## EXERCISE OBJECTIVE
Reproduce the entries that follow verbatim, down to the final line.

## DATA FOR REVIEW
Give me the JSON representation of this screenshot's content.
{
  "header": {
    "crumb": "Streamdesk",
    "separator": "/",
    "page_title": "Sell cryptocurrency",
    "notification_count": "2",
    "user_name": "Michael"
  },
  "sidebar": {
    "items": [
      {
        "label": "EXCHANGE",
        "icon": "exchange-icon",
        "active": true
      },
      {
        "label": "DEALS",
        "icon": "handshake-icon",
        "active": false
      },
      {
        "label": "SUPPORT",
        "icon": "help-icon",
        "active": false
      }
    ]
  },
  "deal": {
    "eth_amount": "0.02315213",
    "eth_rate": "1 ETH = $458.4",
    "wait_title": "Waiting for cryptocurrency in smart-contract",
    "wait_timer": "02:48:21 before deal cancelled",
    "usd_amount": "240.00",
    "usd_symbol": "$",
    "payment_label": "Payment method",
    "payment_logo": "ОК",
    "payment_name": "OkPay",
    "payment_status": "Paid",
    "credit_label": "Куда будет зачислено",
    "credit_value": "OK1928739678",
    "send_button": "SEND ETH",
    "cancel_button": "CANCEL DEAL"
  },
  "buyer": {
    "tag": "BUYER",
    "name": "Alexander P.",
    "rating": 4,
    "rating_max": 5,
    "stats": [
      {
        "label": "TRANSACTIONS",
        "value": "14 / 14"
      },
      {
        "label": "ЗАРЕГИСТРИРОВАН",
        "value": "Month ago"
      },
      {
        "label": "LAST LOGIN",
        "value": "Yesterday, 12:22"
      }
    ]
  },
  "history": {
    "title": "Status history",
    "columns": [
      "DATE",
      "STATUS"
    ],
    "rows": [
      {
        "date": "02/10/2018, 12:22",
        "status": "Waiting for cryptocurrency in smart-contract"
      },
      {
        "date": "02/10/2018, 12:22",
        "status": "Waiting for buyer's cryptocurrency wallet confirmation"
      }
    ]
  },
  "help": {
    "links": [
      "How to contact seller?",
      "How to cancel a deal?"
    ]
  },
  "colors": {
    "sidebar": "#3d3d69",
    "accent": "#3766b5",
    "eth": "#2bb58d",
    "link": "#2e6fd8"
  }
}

## YOUR SOLUTION
Give me the JSON representation of this screenshot's content.
{
  "header": {
    "crumb": "Streamdesk",
    "separator": "/",
    "page_title": "Sell cryptocurrency",
    "notification_count": "2",
    "user_name": "Michael"
  },
  "sidebar": {
    "items": [
      {
        "label": "EXCHANGE",
        "icon": "exchange-icon",
        "active": true
      },
      {
        "label": "DEALS",
        "icon": "handshake-icon",
        "active": false
      },
      {
        "label": "SUPPORT",
        "icon": "help-icon",
        "active": false
      }
    ]
  },
  "deal": {
    "eth_amount": "0.02315213",
    "eth_rate": "1 ETH = $458.4",
    "wait_title": "Waiting for cryptocurrency in smart-contract",
    "wait_timer": "02:48:21 before deal cancelled",
    "usd_amount": "240.00",
    "usd_symbol": "$",
    "payment_label": "Payment method",
    "payment_logo": "ОК",
    "payment_name": "OkPay",
    "payment_status": "Paid",
    "credit_label": "Куда будет зачислено",
    "credit_value": "OK1928739678",
    "send_button": "SEND ETH",
    "cancel_button": "CANCEL DEAL"
  },
  "buyer": {
    "tag": "BUYER",
    "name": "Alexander P.",
    "rating": 4,
    "rating_max": 5,
    "stats": [
      {
        "label": "TRANSACTIONS",
        "value": "14 / 14"
      },
      {
        "label": "ЗАРЕГИСТРИРОВАН",
        "value": "Month ago"
      },
      {
        "label": "LAST LOGIN",
        "value": "Yesterday, 12:22"
      }
    ]
  },
  "history": {
    "title": "Status history",
    "columns": [
      "DATE",
      "STATUS"
    ],
    "rows": [
      {
        "date": "02/10/2018, 12:22",
        "status": "Waiting for cryptocurrency in smart-contract"
      },
      {
        "date": "02/10/2018, 12:22",
        "status": "Waiting for buyer's cryptocurrency wallet confirmation"
      }
    ]
  },
  "help": {
    "links": [
      "How to contact seller?",
      "How to cancel a deal?"
    ]
  },
  "colors": {
    "sidebar": "#3d3d69",
    "accent": "#3766b5",
    "eth": "#2bb58d",
    "link": "#2e6fd8"
  }
}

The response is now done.